She took little Audrey and Dennis away for a lovely holiday to Port Isaac, in Cornwall. “We had a wonderful holiday,” said Mum.
And when Hilda returned Audrey home to the Miss Hoopers, she was horrified at the cold and frosty reception given to their little charge.
She acted immediately and had Mum removed to more suitable lodgings.
“Mrs Sully was a dear little soul. A homely body. She and her husband lived in a tiny little cottage in Sampford-Brett . We had a tin bath once a week in front of the fire. Their son Arthur was in the Royal Navy and was missing in action. I suppose I must have had his bed; there weren’t any others.”
All my images of the Darling Buds of May disappeared in an instant at this stark reminder of a country at war. Of the very real and human cost of faulty, man-made ideologies and the created, destructive gods in the minds of men.
Such is the tale of the last century that if we forget its lessons now, more monstrous creations and new false gods will take their place.

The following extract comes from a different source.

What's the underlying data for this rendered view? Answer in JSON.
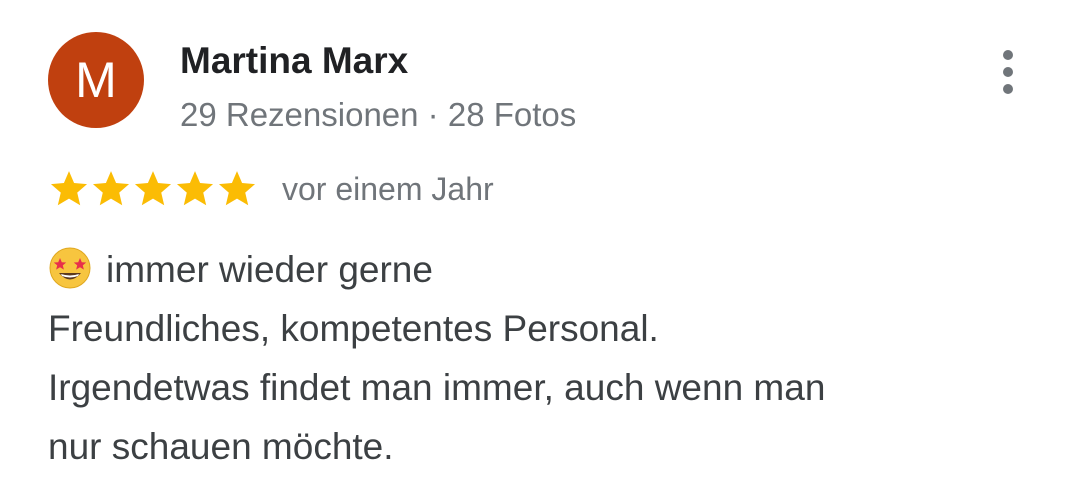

They stayed in their temporary homes for two years before they realised it was nearly as dangerous in the country.
“They were after Bristol you see,” said Dennis.
“Why did you move back then- in the middle of the war?’ I asked.
“There was a lull. I suppose it gave everyone a false sense of security and after we moved back home it really started.”
They moved to Chingford and moved several times in the locality during the war.
Dennis laughed, “Dad built that Andersen shelter next to the pond. If we’d been hit we would have drowned as well.”
Their older sisters Evelyn and Vera had stayed behind. Evelyn was the eldest and had left home and married by then.
Cliff was her first husband- one of the first to fly being a regular in the RAF. He flew Wellington bombers and was also one of the first to be killed.
They had a son Martin, my cousin. I hadn’t really thought about it all before.
It seemed so remote; so distant.
Evelyn married again quickly. Her second husband Nick was also in the RAF- an observer in a Lancaster bomber. Martin was still a babe in arms when Evelyn, pregnant with her second son Michael, received another telegram. Audrey was with her at the time and played with baby Martin as Evelyn went upstairs to digest the news.
“She didn’t come down for some time.” Said Mum. We sat in silence for a bit.
Then in one, final memorable anecdote, Dennis mustered his piece de resistance. Whilst playing near the Aerodrome at RAF North Weald, he was squeezed to the side of the lane by an approaching cortège of three black limousines.
The middle one was forced to stop next to Dennis and he pressed his face to the window.
A round and serious face moved towards the other side of the glass and gave the victory V; it was Winston Churchill himself.
Why had I never heard the story before? Why had I never asked? How many more stories like it are waiting to be heard and retold?
I like the fact that old Winston Churchill, in the midst of war and no doubt on an important mission, took the time and opportunity to give hope to a small boy.
Hope that light might prevail over darkness, as in the words of that collect little Audrey used to say.
And hope is an interesting word in the biblical sense. In the original Greek it doesn’t mean what we mean today – ‘we wish’; the strength of a person’s desire.
It means the confident expectation of what God has promised.
I’m glad it turned out well in the end. And as long as we keep our memories and our history alive and do not rely on our own versions of morality, I believe our hope is well placed.
“Oh the smell of those roses,” said Mum again with a heavenly smile
I looked up Archbishop Temple and found a great quote of his- ‘The longest journey in life is between the head and the heart.’ Very true. His Wikipedia page tells us that he did indeed spend his holidays in Bicknoller, Somerset during the war years. It fails to mention who served his morning tea and toast.